They sing rousing anthems from that era such as ‘Coal Not Dole’, made all the more prominent in the mind by Clarke’s subtle trickles of choreography, standing in unison at passionate moments, or the scrunching up of dole slips one after the despondent other. Two brass players in old bandstand dress accompany them. It is tragic to watch, but extremely beautiful.Â Â
When The Last Miner is alone again, returned to his armchair/television haven at the back centre of the stage, a boy joins him; his son. Through choreographed attempts at interaction with his father, we see the divergence between the mining generation and David Clarke’s generation. Taps are first ignored, then shrugged, then shoved off, aggressively evolving into a fight about not much other than two entirely frustrated individuals with no vent but each other. My sympathy extended to the son as well as his father; it was impossible to see either as anything but a product of their environment.Â
The boy (danced in a manner both sleek and punchy by Reece Calver) retreats to his room, conveyed by a mattress at the front left of the stage. “FUUUUUUUUUUUCK!!”, he screams into his pillow. He reaches for an ‘80s radio and some headphones and we hear the stations tuning across snippets of media panic headlines like ‘Illegal rave puts public at risk…’
Eventually, the boy plugs into something that is no voices, pure music. His tense muscles and distressed face relax. He begins to vibrate, to gyrate on his mattress. It gets louder; he gets stronger. He is standing up, moving freely. He is smiling, he is dancing! All the while, in the background, his father sits slumped in the chair, passed out from drink and depression, The Last Miner.
Other youngsters enter the space, transporting decks and crates in rave-like anticipation. Even though the spectre of post-industrial depression literally and physically sits onstage, they commence. Lighting, smoke and loud, acid house music pump in confidence towards the audience. I notice numerous spectators unable to control their dance-response to the tunes, two people Shazaming… If you’re into partying, it is really hard to sit still. As soon as the rave-stage has been set, one of the young ravers performs the moment of taking ecstasy, slow-motion placing it on his tongue, tracing its route down the body with his finger, then EXPLODES! It is fabulous, my favourite moment, the personification of euphoria.Â
Twenty minutes of high-energy raving ensue. Clarke’s five ravers show no sign of exhaustion and appear to deeply love the dancing they are doing.

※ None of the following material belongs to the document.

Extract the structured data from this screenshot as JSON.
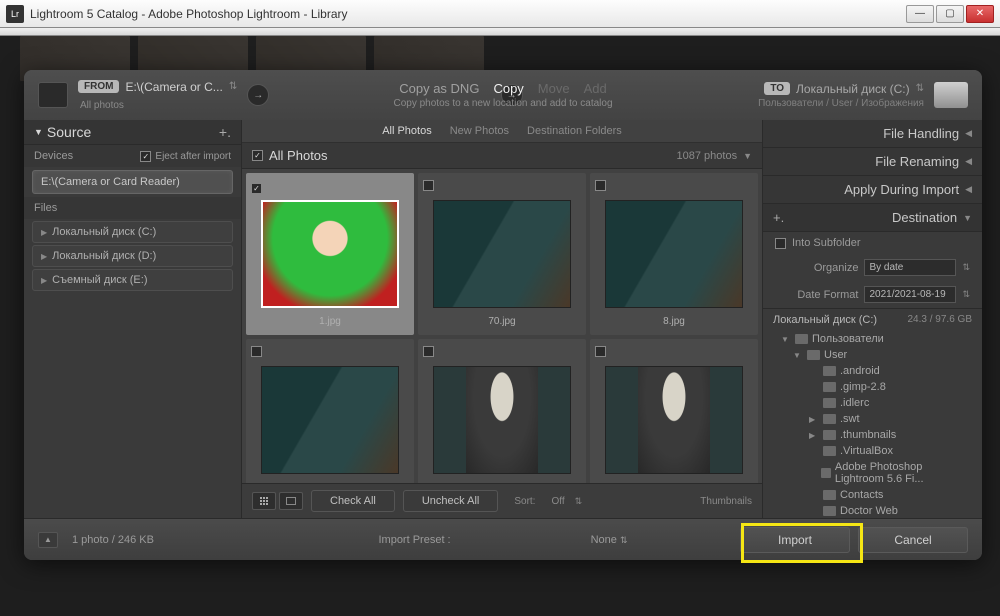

It was of no surprise to me that these five survived the audition process, which was ‘basically just two days straight of dancing to the Prodigy.’ They throw shapes duplicated from many hours of footage Clarke showed them; it is respectful in its authenticity, not comical or caricaturing.
For me, WASTELAND entirely achieves the raving ethos of never wanting the moment of music and dance to end. When the police arrived to break it up, I was sad, furious, offended. Having been given the context of exactly why raving was such an effective and necessary coping mechanism for a generation of working class youngsters, how could I not be?Â
Gary Clarke is completely succeeding in his mission to tell working class stories. If, like me, these are the stories that you value the highest, you’ll be excited to hear that he is in the process of creating a third and final piece to consummate the trilogy. So, returning to my opening demand that dance be depoliticised in the sense of elitism, I stress that its engagement with politics must be Gary Clarke-style, as a sort of sociological testimony to the repressed. After all, to ‘find beauty in suffering’ is a coping mechanism embedded in the human condition.
Header image: Joe Armitage.